Did you know:
Rockville, along with Bethesda to the south and Gaithersburg to the north, is part of a Technology Corridor – home to tons of software and bio-tech companies.
F Scott and Zelda Fitzgerald are buried in Rockville!
There is a huge variety of homes here. There are condos, apartments, townhomes and single family homes. There is a historic district, homes that are 100 years old and relatively new homes as well. Note: Do not mess with the historic district. You’ve been warned.
Condos range from the $200,000’s to the $700,000’s. Townhomes can start in the $400’s for a smaller home up into the low $1M’s for a large 4-5 bedroom newer townhome.
Single family homes range from small ramblers in the $500,000’s to the $800,000’s for a home in the Wootten High School district. If you want to pay over $1M, you absolutely can. It will get you 4000 sf or more, and more land.
There is a Farmers Market in Rockville and every grocery store you want. Costco is in the next city – Gaithersburg.
Safeway, Giant, Harris Teeter, Trader Joes, Mom’s Organic plus smaller ethnic food grocery stores are all over Rockville.
As far as restaurants, it’s a food mecca but not in the more highbrow way we think of DC. If you pull up all the restaurants on google that are 4 or more stars, there’s a lot. You have the standard American food like Clydes Tower Oaks Lodge which is an experience all its own, Stanford Grill also in the Tower Oaks area, Matchbox on Rockville Pike and Silver Diner. If you want Asian food there are a ton of choices, with many clustered around downtown Rockville.
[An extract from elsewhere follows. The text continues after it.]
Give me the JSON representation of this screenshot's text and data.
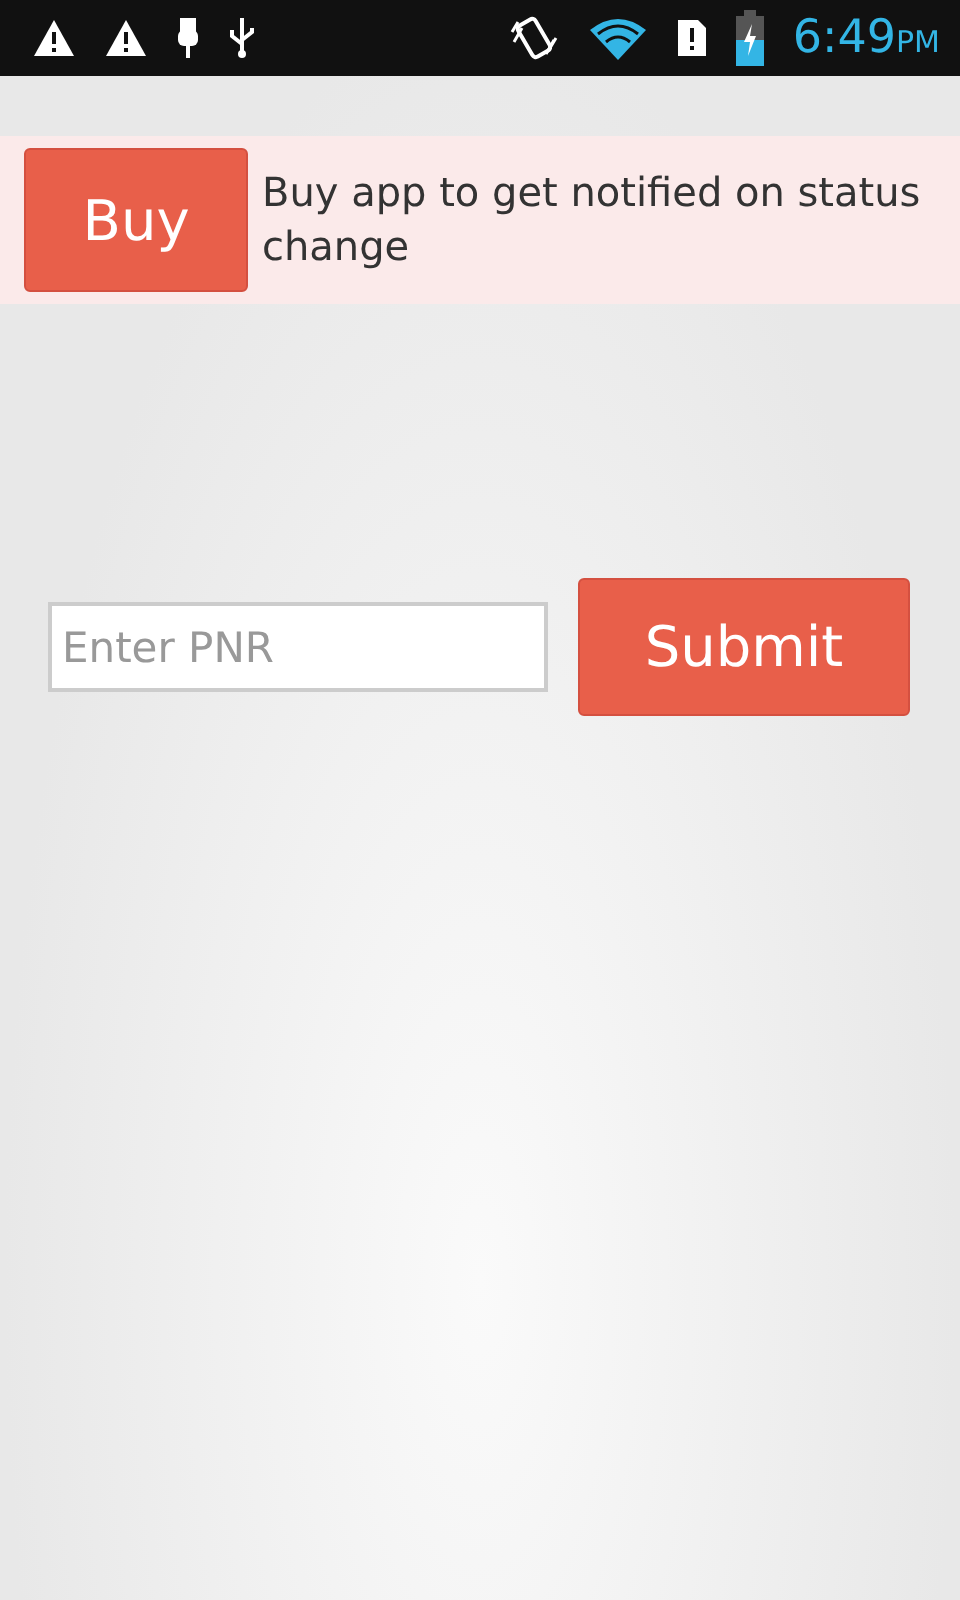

Urban Hot Pot, Bangkok Garden, Iron Age. There’s Peruvian and Latin food – La Canela or El Mariachi. There’s even Greek – Mykonos Grill on Rockville Pike.
In spring there is an Annual Arts Festival downtown.
I wouldn’t necessarily call this a pedestrian/biker friendly paradise, but they are trying. There are 34 miles of shared use paths right now.
There are 33 parks and every home in Rockville is a short walk to one of these parks.
There are community centers – Lincoln Park, Thomas Farm and Twinbrook. Rockville Swim and Fitness Center, Glenview Mansion Civic Center, Croydon Creek Nature Center, and Rockville senior center plus outdoor recreation activities. Rockvillemd.gov
To cover all the offerings would take hours. There are classes for sports, fitness, dance, arts, music. There are sports leagues, festivals, 5K’s, 10K’s. Rockville has newsletters you can subscribe to on their website if you want news on events, arts and culture, and other topics.
There are 3 High School Pyramids here: Wootton, Richard Montgomery and Rockville High Schools. Wootton has a well ranked STEM program, and is often ranked quite high on national lists. Richard Montgomery has the county’s first IB program. Rockville H.S. is in the eastern side of Rockville and has both IB and AP class offerings and has won awards for their school paper and journalism.
It’s very dog-friendly here! Doggies need licenses in Rockville, but once they have that, they are able to go to the city’s dog park in King Farm. There are tons of pet stores, groomers, daycare centers, recreation areas. And there are lots of restaurants with dog-friendly patios!
Interesting tidbit – there is an off-leash program which a dog can get approved for. But you know how you see those field sobriety tests and think: I couldn’t do that sober with my eyes open? It’s the same with the dog test. They evaluate the dog on how it reacts to various distractions – kids playing ball, a car beeping the horn, people approaching.
I know. It was mostly good stuff. So if this was a pros and cons video and it’s all pros, what are the cons? Pretty easy – it’s definitely traffic. Rockville Pike is lots of shopping fun but the traffic can be grueling. Dealing with the Rockville City Government is a pain, and dealing with the historic district, even worse than a pain! But, all in all, I am a fan, and would love to chat more with you about Rockville!